- Do not leave the individual alone.
Signs And Symptoms Of Krokodil Use
These are the most conspicuous signs of krokodil use:
- Very small pupils
- Lack of muscle tonus, the person who uses desomorphine, may appear overly relaxed and slouched
- Prolonged reaction time
- Nodding out
- Slurred speech
Aside from these krokodil symptoms, severe skin ulceration and damage will be the easiest to notice.
Desomorphine is an extremely addictive substance. Individuals who abuse it are ready to accept abhorring changes to their bodies in exchange for short but powerful effects of the drug.
These are the most important symptoms of psychological addiction to krokodil:
- Inability to think properly, lack of focus
- Restlessness, anxiety, jitteriness
- Depression and lack of motivation (due to abstinence)
It is important to note that psychological addiction may ensue after the first use of the drug.
Chronic consumption of desomorphine will lead to the development of physical addiction, characterized by tolerance and abstinence syndrome.
Tolerance simply means that a krokodil addict needs to take more and more desomorphine to get the same effects. Abstinence syndrome happens when an addict stops using desomorphine, and symptoms may vary from flu-like health complications, high body temperature, shivering, sweating, to delirium, and psychological breakdown.
Abstinence syndrome is further complicated by constant skin infections and other symptoms experienced by krokodil addicts.
Krokodil Withdrawal And Detox
Sudden cessation of use will lead to krokodil withdrawal. It is important to note that, due to its relatively fast mechanism of action, desomorphine quickly produces withdrawal symptoms.
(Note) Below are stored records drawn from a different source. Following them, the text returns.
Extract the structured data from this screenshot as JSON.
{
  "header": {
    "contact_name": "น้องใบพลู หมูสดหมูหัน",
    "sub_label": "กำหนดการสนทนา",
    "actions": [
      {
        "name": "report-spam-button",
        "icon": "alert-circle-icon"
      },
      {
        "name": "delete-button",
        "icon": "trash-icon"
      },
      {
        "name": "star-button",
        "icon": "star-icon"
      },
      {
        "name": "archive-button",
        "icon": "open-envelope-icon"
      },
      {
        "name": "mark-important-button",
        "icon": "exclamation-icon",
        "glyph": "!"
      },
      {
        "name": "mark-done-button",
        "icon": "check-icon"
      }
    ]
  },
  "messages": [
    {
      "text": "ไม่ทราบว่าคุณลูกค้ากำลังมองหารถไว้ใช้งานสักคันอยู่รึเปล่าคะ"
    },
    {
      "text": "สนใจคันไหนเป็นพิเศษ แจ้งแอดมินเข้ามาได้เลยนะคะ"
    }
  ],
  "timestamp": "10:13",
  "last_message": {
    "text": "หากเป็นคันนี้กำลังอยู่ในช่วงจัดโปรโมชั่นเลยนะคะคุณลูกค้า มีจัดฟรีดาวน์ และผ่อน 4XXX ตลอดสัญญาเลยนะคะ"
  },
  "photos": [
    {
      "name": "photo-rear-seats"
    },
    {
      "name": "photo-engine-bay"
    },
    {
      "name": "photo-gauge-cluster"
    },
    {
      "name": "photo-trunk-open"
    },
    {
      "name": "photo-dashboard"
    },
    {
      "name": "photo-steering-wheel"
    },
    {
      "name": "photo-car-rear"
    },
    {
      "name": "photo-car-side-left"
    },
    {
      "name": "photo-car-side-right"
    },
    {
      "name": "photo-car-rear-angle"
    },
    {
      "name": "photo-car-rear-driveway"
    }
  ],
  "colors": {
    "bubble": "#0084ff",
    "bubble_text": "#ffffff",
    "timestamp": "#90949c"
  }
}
They sometimes appear as fast as only six hours after the last desomorphine injection. This is another reason why this drug is hazardous and addictive. Withdrawal symptoms will reach their peak 1-2 days after stopping use and ultimately wane after about six days. Addicts who go through withdrawal phase experience these symptoms:
- Emotional disturbances
How Long Does Krokodil Stay In The System?
Desomorphine quickly starts showing its effects and wanes quickly. The half-life of desomorphine is about 2 hours, and its effects disappear quickly, which is why addicts tend to re-dose and aggravate the negative consequences of desomorphine use.
Treating Krokodil Addiction
Treating substance addiction encompasses both psychological (mental) healthcare and physical healthcare.
Due to severe physical damage caused by desomorphine addiction, most addicts should first be treated in controlled hospital conditions.
For instance, treating various life-threatening infections and health complications like gangrene or sepsis are by far, the primary goals of treating desomorphine addiction.
After solving these primary physical health problems, an individual can be treated in the rehabilitation facility for addicted ones, where more emphasis is put on the psychological causes of substance abuse problems.
- Alessandra Haskin, Noori Kim, Crystal Aguh. A new drug with a nasty bite: A case of krokodil-induced skin necrosis in an intravenous drug user. JAAD Case Rep. 2016 Mar; 2(2): 174–176. https://www.ncbi.nlm.nih.gov/pmc/articles/PMC4864092/
- Andrey Zheluk, Casey Quinn, Peter Meylakhs. Internet Search and Krokodil in the Russian Federation: An Infoveillance Study. J Med Internet Res. 2014 Sep; 16(9): e212. https://www.ncbi.nlm.nih.gov/pmc/articles/PMC4180331/
- “Krokodil”. National Institute on Drug Abuse. Archives. https://archives.drugabuse.gov/emerging-trends/krokodil